Murphy, originally from Ireland, fought his way back to recovery. The Ritz-Carlton gig came to an end, and now Chef Murphy—fully recovered—is the chef de cuisine and proprietor of The Irish House at 1432 St. Charles Avenue (corner Melpomene), the former site of Taqueros Coyoacan.

The Irish House

Joseph and I and our friend Vidar had the pleasure of eating dinner at The Irish House last night. I knew the place had been transformed into a “pub,” but had no idea what to expect. Taqueros was a wide-open space with an open kitchen. The Irish House renovation has enclosed the kitchen, included a shop in the back of the house for Irish-made goods and a performance space, and extended the bar. The feel now is dark and cozy, and tables are separated into booths and smaller conversational areas. Our hostess, Aine (pronounced On-ya) O’Doherty, from Donegal in Northern Ireland, is a singer-songwriter who also performs at The Irish House. The restaurant now has regular Irish music to complement its pub atmosphere.

We were distracted from ordering our dinner by trying to decide what to drink—there are so many beers available on the menu.

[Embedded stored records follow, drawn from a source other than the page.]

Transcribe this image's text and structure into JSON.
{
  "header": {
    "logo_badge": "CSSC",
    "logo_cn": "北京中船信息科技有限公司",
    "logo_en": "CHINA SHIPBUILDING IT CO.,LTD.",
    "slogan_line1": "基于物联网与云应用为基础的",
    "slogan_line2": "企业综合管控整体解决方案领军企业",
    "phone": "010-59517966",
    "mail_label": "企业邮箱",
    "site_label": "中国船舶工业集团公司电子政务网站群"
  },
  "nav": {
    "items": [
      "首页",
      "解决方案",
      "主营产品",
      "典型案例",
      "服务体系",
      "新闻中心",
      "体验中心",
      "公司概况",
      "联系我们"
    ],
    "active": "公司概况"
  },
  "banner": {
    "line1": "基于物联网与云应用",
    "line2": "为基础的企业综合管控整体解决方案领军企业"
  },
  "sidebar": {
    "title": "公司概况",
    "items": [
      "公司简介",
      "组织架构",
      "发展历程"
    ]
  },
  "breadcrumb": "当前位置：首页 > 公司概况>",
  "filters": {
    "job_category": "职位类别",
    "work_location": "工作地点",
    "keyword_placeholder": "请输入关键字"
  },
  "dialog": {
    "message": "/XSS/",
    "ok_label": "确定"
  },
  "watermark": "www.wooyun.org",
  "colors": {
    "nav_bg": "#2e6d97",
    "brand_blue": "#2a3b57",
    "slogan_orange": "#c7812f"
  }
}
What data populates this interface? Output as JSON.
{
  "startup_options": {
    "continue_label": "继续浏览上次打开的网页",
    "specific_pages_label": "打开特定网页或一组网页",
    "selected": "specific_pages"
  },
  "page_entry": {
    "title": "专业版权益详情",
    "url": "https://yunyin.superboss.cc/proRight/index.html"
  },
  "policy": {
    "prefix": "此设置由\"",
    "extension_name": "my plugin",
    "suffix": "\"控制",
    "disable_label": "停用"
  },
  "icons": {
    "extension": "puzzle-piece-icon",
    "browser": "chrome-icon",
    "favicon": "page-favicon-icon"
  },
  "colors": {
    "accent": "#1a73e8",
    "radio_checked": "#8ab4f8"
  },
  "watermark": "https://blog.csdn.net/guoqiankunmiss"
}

There’s Guinness on tap, along with a selection of other Irish, international and domestic brews. A total of 76 beers and ales grace the pub’s beer menu.

I had no idea what to expect of the food. The place is in our ‘hood, and we’d been to Taqueros numerous times when it was open, so we thought we’d try it. We didn’t get a chance to sample the entire menu, but we’ll certainly be back because every entrée was delicious; real comfort food. For an appetizer, we shared a truly sinful truffled chicken tart made with wild mushrooms, smoked gouda, cilantro and puff pastry. Delicious! I had the hard cider-braised pork cheeks with apple potato scamp (read buttery mashed potatoes with apple), which was out of this world. The meat was perfectly cooked and literally melted in your mouth, and had a delicious au jus gravy that was perfect. Joseph had flavorful beef medallions, cooked just medium rare, with astoundingly good cheddar gratin, bacon-green pea puree and peppercorn sauce. Once again, a big winner. Our friend enjoyed seared salmon filet with colcannon (a buttery seasoned mix of potatoes and cabbage), cherry tomatoes and beurre blanc sauce. Our friend Vidar, being Norwegian, knows his salmon, and he pronounced it superb. We were way too full for dessert, but I noticed a table nearby having a piece of cake that made my mouth water just to look at it.

The Irish House is open for breakfast, brunch, lunch and dinner, and also has a pretty interesting menu of bar food that includes burgers, bangers and mash, fish and chips, oysters and wings, and is available from 3 p.m. to close.

Opening a seven-day-a-week restaurant that serves food from 7 a.m. until 10 p.m. (they’re closed only from 3 p.m. to 5 p.m.) is a pretty ambitious undertaking for anyone in the restaurant business. But if anybody can do it and make it a success, Chef Matt Murphy—not only a super kitchen talent, but a physical survivor and fighter—can make it happen. He’s well on his way.